Each line below that includes the word "Build" is to be reported.

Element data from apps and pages
★ ★ ★ ★ ★ ★ ★

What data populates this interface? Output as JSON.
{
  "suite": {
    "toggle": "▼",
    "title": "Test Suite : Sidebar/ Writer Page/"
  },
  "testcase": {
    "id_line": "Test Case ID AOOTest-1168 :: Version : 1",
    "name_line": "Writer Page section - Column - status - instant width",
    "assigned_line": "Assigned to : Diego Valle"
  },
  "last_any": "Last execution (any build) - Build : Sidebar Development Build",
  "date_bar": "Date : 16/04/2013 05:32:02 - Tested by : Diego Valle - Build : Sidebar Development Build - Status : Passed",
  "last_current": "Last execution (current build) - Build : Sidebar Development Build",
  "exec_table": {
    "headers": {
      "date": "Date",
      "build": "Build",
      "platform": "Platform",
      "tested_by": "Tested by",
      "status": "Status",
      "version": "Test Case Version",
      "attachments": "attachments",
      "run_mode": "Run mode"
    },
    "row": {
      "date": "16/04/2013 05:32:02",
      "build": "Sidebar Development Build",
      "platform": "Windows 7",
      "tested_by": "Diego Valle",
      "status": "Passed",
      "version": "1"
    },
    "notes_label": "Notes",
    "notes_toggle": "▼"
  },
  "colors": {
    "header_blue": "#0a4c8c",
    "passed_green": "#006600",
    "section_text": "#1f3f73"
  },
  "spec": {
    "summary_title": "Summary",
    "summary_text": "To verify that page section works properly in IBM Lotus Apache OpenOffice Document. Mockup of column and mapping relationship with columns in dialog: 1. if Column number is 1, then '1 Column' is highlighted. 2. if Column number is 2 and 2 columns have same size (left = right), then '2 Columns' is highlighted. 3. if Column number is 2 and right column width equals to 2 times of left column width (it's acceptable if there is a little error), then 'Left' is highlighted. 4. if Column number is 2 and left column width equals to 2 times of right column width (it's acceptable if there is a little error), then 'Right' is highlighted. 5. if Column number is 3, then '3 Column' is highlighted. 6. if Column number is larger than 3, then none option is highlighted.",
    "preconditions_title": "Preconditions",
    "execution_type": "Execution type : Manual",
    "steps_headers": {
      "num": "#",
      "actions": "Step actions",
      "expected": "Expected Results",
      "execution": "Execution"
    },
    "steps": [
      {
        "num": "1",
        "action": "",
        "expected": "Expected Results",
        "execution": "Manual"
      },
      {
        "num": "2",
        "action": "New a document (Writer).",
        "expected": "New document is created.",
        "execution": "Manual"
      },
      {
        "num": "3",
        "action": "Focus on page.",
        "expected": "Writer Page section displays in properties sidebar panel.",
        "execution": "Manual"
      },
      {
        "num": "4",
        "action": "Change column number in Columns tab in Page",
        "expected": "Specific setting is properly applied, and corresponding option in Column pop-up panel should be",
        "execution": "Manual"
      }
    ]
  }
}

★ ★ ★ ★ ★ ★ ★

OUTPUT OF THE TASK ->
  "last_any": "Last execution (any build) - Build : Sidebar Development Build",
  "date_bar": "Date : 16/04/2013 05:32:02 - Tested by : Diego Valle - Build : Sidebar Development Build - Status : Passed",
  "last_current": "Last execution (current build) - Build : Sidebar Development Build",
      "build": "Build",
      "build": "Sidebar Development Build",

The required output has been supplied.